    Android phones will obviously be there first - it's already available in Gingerbread. Apple will follow suit eventually, they might resist for a while but with Android's rising market share and Google controlling Youtube, they're caught between a rock and a hard place and I'm sure they know it.

  • by Anonymous Coward on Wednesday April 20, 2011 @08:07AM (#35878878)

    Utter rubbish. []

    tl;dr "Google hereby grants to You a perpetual, worldwide, non-exclusive, no-charge, royalty-free, irrevocable (except as stated in this section) patent license to make, have made, use, offer to sell, sell, import, and otherwise transfer implementations of this specification"

    IOW: Anyone may use, anyone may implement, full permission is granted irrevocably and in perpetuity (as long as you don't sue Google).

    Specification is documented and submitted to the ITEF.

    An independent implementation is here: []

    Your claim "H.264 is far more open than WebM" couldn't be more wrong if you tried for millennia to make it more incorrect.

  • by amolapacificapaloma ( 1000830 ) on Wednesday April 20, 2011 @08:10AM (#35878888) Homepage

    Some brands that include the OGG playback feature in their products: SanDisk, Cowon, Trekstor, HTC, Archos, Grundig, iRiver, Philips, Samsung... Pretty neat for a "zero penetration" format ;) BTW, many of them also support FLAC.

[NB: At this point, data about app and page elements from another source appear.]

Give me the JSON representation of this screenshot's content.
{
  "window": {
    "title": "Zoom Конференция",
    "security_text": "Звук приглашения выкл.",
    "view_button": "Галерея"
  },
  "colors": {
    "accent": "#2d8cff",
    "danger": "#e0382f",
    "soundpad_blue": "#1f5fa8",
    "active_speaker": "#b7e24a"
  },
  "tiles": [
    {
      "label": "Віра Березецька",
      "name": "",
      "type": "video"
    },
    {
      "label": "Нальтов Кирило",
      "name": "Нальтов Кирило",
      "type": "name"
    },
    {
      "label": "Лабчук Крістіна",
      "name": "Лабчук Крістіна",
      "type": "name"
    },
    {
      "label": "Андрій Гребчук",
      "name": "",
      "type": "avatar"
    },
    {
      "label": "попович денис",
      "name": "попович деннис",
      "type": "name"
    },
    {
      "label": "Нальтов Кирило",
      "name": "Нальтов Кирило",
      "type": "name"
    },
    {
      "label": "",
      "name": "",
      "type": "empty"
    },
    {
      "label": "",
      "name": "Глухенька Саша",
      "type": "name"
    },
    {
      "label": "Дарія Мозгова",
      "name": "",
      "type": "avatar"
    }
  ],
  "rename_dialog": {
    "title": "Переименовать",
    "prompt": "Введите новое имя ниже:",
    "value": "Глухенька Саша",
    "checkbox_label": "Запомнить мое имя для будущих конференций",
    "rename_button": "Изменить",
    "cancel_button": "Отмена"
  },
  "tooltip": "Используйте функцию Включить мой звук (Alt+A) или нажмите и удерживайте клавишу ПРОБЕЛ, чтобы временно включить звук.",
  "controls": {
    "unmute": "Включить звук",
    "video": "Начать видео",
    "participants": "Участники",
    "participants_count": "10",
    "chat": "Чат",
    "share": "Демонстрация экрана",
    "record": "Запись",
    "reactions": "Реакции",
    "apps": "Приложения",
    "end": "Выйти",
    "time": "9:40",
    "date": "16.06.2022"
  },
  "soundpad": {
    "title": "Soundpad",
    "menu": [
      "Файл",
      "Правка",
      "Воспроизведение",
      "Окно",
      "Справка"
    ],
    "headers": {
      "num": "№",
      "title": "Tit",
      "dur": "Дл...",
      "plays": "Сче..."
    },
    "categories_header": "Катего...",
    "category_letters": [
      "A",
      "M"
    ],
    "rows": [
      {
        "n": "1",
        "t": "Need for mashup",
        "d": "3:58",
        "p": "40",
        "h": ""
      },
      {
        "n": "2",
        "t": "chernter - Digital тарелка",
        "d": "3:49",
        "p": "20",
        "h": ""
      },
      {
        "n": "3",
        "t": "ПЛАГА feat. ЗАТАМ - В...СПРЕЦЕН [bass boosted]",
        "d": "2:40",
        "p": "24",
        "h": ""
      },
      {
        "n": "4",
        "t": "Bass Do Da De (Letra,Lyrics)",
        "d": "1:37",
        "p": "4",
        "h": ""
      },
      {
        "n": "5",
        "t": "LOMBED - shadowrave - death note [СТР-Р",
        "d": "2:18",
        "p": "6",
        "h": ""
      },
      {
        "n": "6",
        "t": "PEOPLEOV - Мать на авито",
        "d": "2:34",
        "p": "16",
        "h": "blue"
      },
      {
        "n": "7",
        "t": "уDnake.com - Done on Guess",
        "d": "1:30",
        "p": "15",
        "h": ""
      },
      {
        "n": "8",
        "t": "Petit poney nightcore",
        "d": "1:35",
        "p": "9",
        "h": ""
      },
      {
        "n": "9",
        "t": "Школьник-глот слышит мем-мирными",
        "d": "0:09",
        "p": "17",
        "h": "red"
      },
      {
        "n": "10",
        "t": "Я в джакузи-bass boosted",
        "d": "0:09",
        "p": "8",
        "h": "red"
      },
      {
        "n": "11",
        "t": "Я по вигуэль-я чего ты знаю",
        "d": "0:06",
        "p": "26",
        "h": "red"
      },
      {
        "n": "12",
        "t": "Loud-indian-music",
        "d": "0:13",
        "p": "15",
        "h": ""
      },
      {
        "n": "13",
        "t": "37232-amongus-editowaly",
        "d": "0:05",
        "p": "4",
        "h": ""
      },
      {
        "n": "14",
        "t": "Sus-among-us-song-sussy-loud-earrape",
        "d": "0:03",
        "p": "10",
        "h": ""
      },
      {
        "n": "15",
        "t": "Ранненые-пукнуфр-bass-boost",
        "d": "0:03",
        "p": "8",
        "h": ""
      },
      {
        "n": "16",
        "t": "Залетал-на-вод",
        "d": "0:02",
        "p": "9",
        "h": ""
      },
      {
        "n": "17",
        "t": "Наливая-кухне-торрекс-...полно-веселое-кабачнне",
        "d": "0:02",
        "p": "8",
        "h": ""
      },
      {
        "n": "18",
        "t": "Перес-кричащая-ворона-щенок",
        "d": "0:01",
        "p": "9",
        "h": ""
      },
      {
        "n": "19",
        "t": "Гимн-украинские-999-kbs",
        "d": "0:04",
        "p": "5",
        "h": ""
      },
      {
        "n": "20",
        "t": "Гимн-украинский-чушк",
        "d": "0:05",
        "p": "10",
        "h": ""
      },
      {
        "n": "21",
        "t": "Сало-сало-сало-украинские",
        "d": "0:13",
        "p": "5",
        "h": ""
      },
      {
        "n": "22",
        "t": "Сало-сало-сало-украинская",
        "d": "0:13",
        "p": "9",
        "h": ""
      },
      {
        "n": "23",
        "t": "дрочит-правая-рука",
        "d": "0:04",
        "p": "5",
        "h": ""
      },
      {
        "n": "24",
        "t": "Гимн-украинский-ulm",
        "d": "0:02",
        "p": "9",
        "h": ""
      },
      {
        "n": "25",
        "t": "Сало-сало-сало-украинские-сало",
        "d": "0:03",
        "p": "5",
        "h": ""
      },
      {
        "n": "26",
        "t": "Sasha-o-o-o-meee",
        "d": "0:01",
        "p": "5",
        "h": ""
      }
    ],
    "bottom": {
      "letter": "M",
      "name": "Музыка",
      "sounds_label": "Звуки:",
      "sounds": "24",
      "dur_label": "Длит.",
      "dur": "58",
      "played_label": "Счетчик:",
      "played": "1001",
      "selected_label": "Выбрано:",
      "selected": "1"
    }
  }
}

  • by keeperofdakeys ( 1596273 ) on Wednesday April 20, 2011 @09:06AM (#35879378)

    Of the tests that are floating around the internet, WebM is comparable to H264 base or main, but not high (the different profiles are almost like different codecs, requiring more features as you get higher). Considering pretty much no phones can play high, or maybe even main, the quality comparison is kind of moot, unless you roll multiple versions of the video for different devices.

    But no, the one of the advantages of WebM is that it is patent free (there is always a chance of submarine patents though, same with theora, although since VP8 was originally made by a company it is hoped that the patent pool is complete). The other advantage is that it doesn't cost money to use it. Currently it costs a few million dollars per year to buy the rights to distribute a program with the h264 codec, if you look at mozilla for example, this is a significant fraction of the money they raise each year. Currently anybody is free to distribute h264 video, but MPEG-LA could change this at anytime (although, it would be a very bad move if they did). So you have a codec is irrevocably free, or something that requries money to distribute codecs of and could cost money to distribute videos in.

  • by PeterKraus ( 1244558 ) on Wednesday April 20, 2011 @09:33AM (#35879660)

    You're wrong. You can't bundle it with GPL, as it would be an additional restriction on redistribution.

Nothing ever becomes real till it is experienced -- even a proverb is no proverb to you till your life has illustrated it. -- John Keats